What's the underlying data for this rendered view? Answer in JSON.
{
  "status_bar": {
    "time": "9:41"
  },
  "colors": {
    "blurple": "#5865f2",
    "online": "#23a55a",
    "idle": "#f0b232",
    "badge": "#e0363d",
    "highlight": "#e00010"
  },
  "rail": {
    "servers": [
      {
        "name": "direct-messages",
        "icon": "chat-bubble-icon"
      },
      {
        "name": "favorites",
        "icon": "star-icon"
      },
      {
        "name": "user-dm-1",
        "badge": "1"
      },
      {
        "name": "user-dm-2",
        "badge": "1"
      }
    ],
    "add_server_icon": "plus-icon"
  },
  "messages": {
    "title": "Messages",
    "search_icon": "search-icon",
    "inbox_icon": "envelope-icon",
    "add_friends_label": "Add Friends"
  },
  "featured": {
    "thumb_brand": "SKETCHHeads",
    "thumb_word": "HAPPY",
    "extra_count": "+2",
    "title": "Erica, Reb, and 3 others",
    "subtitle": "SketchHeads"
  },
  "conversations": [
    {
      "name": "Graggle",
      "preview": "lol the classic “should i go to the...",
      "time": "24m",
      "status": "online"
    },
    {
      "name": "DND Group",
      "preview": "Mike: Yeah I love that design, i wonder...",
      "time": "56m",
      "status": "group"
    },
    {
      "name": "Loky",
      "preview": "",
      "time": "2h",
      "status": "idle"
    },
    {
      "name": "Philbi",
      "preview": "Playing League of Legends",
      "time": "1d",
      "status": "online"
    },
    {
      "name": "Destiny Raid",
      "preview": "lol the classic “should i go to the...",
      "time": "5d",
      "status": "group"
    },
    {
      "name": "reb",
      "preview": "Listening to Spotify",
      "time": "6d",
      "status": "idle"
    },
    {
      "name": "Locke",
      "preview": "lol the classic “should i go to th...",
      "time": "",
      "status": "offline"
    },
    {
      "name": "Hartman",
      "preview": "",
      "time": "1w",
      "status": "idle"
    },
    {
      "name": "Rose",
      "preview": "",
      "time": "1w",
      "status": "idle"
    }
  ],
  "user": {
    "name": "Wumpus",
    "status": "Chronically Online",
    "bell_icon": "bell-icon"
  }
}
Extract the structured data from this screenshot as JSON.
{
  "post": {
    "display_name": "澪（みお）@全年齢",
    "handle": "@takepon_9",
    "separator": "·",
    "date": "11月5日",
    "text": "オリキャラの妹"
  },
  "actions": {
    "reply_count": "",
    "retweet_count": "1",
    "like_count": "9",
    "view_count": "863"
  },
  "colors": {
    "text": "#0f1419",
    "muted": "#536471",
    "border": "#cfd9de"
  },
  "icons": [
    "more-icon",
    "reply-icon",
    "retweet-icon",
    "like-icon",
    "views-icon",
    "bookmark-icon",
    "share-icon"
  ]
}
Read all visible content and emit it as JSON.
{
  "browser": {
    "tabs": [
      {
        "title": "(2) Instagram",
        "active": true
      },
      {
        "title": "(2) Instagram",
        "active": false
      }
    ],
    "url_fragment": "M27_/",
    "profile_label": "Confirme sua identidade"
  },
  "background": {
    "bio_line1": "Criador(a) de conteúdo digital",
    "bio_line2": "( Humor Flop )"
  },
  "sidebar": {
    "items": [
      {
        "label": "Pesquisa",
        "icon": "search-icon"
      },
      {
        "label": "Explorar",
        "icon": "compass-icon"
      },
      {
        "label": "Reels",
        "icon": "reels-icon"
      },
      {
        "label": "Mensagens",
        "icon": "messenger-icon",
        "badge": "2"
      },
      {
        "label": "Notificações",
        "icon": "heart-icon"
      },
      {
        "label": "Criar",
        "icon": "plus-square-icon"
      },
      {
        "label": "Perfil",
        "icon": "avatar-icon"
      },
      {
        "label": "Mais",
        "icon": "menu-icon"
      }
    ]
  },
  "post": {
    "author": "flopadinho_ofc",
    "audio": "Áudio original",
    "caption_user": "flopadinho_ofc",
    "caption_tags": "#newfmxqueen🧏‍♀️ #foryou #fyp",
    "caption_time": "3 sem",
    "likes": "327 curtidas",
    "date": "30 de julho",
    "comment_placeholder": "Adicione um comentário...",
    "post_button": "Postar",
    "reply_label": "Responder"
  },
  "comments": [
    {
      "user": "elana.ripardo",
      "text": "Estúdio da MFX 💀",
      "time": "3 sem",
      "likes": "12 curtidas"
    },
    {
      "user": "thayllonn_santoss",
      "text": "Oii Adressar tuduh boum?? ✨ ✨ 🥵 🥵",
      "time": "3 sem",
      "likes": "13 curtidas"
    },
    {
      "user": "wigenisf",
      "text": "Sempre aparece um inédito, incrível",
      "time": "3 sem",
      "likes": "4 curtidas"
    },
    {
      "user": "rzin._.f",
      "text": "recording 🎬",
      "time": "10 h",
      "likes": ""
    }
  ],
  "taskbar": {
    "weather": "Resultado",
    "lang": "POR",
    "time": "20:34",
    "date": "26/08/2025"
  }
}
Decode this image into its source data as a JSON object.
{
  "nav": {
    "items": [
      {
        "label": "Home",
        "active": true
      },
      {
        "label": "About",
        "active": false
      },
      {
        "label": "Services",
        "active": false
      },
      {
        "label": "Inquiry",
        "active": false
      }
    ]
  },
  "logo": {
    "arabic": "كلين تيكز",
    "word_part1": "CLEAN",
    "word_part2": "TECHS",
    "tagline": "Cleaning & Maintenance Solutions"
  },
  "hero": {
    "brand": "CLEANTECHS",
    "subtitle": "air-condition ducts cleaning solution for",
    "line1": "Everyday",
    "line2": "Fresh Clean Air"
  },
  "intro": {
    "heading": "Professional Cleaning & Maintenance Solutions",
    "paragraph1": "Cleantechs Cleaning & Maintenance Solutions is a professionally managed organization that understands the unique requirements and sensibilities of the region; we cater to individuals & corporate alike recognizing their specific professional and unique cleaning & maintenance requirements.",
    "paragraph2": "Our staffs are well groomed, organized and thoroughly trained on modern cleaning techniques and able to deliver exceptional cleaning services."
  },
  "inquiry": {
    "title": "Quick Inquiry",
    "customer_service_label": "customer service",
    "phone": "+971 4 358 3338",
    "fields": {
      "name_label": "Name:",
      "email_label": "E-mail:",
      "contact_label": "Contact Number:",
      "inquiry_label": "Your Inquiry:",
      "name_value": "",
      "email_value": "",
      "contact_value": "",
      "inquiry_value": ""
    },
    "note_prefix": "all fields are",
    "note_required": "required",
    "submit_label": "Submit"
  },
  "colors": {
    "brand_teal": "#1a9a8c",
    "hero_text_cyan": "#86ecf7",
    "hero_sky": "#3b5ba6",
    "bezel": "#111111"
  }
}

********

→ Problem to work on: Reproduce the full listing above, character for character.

→ Solution for this problem:
What's the underlying data for this rendered view? Answer in JSON.
{
  "status_bar": {
    "time": "9:41"
  },
  "colors": {
    "blurple": "#5865f2",
    "online": "#23a55a",
    "idle": "#f0b232",
    "badge": "#e0363d",
    "highlight": "#e00010"
  },
  "rail": {
    "servers": [
      {
        "name": "direct-messages",
        "icon": "chat-bubble-icon"
      },
      {
        "name": "favorites",
        "icon": "star-icon"
      },
      {
        "name": "user-dm-1",
        "badge": "1"
      },
      {
        "name": "user-dm-2",
        "badge": "1"
      }
    ],
    "add_server_icon": "plus-icon"
  },
  "messages": {
    "title": "Messages",
    "search_icon": "search-icon",
    "inbox_icon": "envelope-icon",
    "add_friends_label": "Add Friends"
  },
  "featured": {
    "thumb_brand": "SKETCHHeads",
    "thumb_word": "HAPPY",
    "extra_count": "+2",
    "title": "Erica, Reb, and 3 others",
    "subtitle": "SketchHeads"
  },
  "conversations": [
    {
      "name": "Graggle",
      "preview": "lol the classic “should i go to the...",
      "time": "24m",
      "status": "online"
    },
    {
      "name": "DND Group",
      "preview": "Mike: Yeah I love that design, i wonder...",
      "time": "56m",
      "status": "group"
    },
    {
      "name": "Loky",
      "preview": "",
      "time": "2h",
      "status": "idle"
    },
    {
      "name": "Philbi",
      "preview": "Playing League of Legends",
      "time": "1d",
      "status": "online"
    },
    {
      "name": "Destiny Raid",
      "preview": "lol the classic “should i go to the...",
      "time": "5d",
      "status": "group"
    },
    {
      "name": "reb",
      "preview": "Listening to Spotify",
      "time": "6d",
      "status": "idle"
    },
    {
      "name": "Locke",
      "preview": "lol the classic “should i go to th...",
      "time": "",
      "status": "offline"
    },
    {
      "name": "Hartman",
      "preview": "",
      "time": "1w",
      "status": "idle"
    },
    {
      "name": "Rose",
      "preview": "",
      "time": "1w",
      "status": "idle"
    }
  ],
  "user": {
    "name": "Wumpus",
    "status": "Chronically Online",
    "bell_icon": "bell-icon"
  }
}
Extract the structured data from this screenshot as JSON.
{
  "post": {
    "display_name": "澪（みお）@全年齢",
    "handle": "@takepon_9",
    "separator": "·",
    "date": "11月5日",
    "text": "オリキャラの妹"
  },
  "actions": {
    "reply_count": "",
    "retweet_count": "1",
    "like_count": "9",
    "view_count": "863"
  },
  "colors": {
    "text": "#0f1419",
    "muted": "#536471",
    "border": "#cfd9de"
  },
  "icons": [
    "more-icon",
    "reply-icon",
    "retweet-icon",
    "like-icon",
    "views-icon",
    "bookmark-icon",
    "share-icon"
  ]
}
Read all visible content and emit it as JSON.
{
  "browser": {
    "tabs": [
      {
        "title": "(2) Instagram",
        "active": true
      },
      {
        "title": "(2) Instagram",
        "active": false
      }
    ],
    "url_fragment": "M27_/",
    "profile_label": "Confirme sua identidade"
  },
  "background": {
    "bio_line1": "Criador(a) de conteúdo digital",
    "bio_line2": "( Humor Flop )"
  },
  "sidebar": {
    "items": [
      {
        "label": "Pesquisa",
        "icon": "search-icon"
      },
      {
        "label": "Explorar",
        "icon": "compass-icon"
      },
      {
        "label": "Reels",
        "icon": "reels-icon"
      },
      {
        "label": "Mensagens",
        "icon": "messenger-icon",
        "badge": "2"
      },
      {
        "label": "Notificações",
        "icon": "heart-icon"
      },
      {
        "label": "Criar",
        "icon": "plus-square-icon"
      },
      {
        "label": "Perfil",
        "icon": "avatar-icon"
      },
      {
        "label": "Mais",
        "icon": "menu-icon"
      }
    ]
  },
  "post": {
    "author": "flopadinho_ofc",
    "audio": "Áudio original",
    "caption_user": "flopadinho_ofc",
    "caption_tags": "#newfmxqueen🧏‍♀️ #foryou #fyp",
    "caption_time": "3 sem",
    "likes": "327 curtidas",
    "date": "30 de julho",
    "comment_placeholder": "Adicione um comentário...",
    "post_button": "Postar",
    "reply_label": "Responder"
  },
  "comments": [
    {
      "user": "elana.ripardo",
      "text": "Estúdio da MFX 💀",
      "time": "3 sem",
      "likes": "12 curtidas"
    },
    {
      "user": "thayllonn_santoss",
      "text": "Oii Adressar tuduh boum?? ✨ ✨ 🥵 🥵",
      "time": "3 sem",
      "likes": "13 curtidas"
    },
    {
      "user": "wigenisf",
      "text": "Sempre aparece um inédito, incrível",
      "time": "3 sem",
      "likes": "4 curtidas"
    },
    {
      "user": "rzin._.f",
      "text": "recording 🎬",
      "time": "10 h",
      "likes": ""
    }
  ],
  "taskbar": {
    "weather": "Resultado",
    "lang": "POR",
    "time": "20:34",
    "date": "26/08/2025"
  }
}
Decode this image into its source data as a JSON object.
{
  "nav": {
    "items": [
      {
        "label": "Home",
        "active": true
      },
      {
        "label": "About",
        "active": false
      },
      {
        "label": "Services",
        "active": false
      },
      {
        "label": "Inquiry",
        "active": false
      }
    ]
  },
  "logo": {
    "arabic": "كلين تيكز",
    "word_part1": "CLEAN",
    "word_part2": "TECHS",
    "tagline": "Cleaning & Maintenance Solutions"
  },
  "hero": {
    "brand": "CLEANTECHS",
    "subtitle": "air-condition ducts cleaning solution for",
    "line1": "Everyday",
    "line2": "Fresh Clean Air"
  },
  "intro": {
    "heading": "Professional Cleaning & Maintenance Solutions",
    "paragraph1": "Cleantechs Cleaning & Maintenance Solutions is a professionally managed organization that understands the unique requirements and sensibilities of the region; we cater to individuals & corporate alike recognizing their specific professional and unique cleaning & maintenance requirements.",
    "paragraph2": "Our staffs are well groomed, organized and thoroughly trained on modern cleaning techniques and able to deliver exceptional cleaning services."
  },
  "inquiry": {
    "title": "Quick Inquiry",
    "customer_service_label": "customer service",
    "phone": "+971 4 358 3338",
    "fields": {
      "name_label": "Name:",
      "email_label": "E-mail:",
      "contact_label": "Contact Number:",
      "inquiry_label": "Your Inquiry:",
      "name_value": "",
      "email_value": "",
      "contact_value": "",
      "inquiry_value": ""
    },
    "note_prefix": "all fields are",
    "note_required": "required",
    "submit_label": "Submit"
  },
  "colors": {
    "brand_teal": "#1a9a8c",
    "hero_text_cyan": "#86ecf7",
    "hero_sky": "#3b5ba6",
    "bezel": "#111111"
  }
}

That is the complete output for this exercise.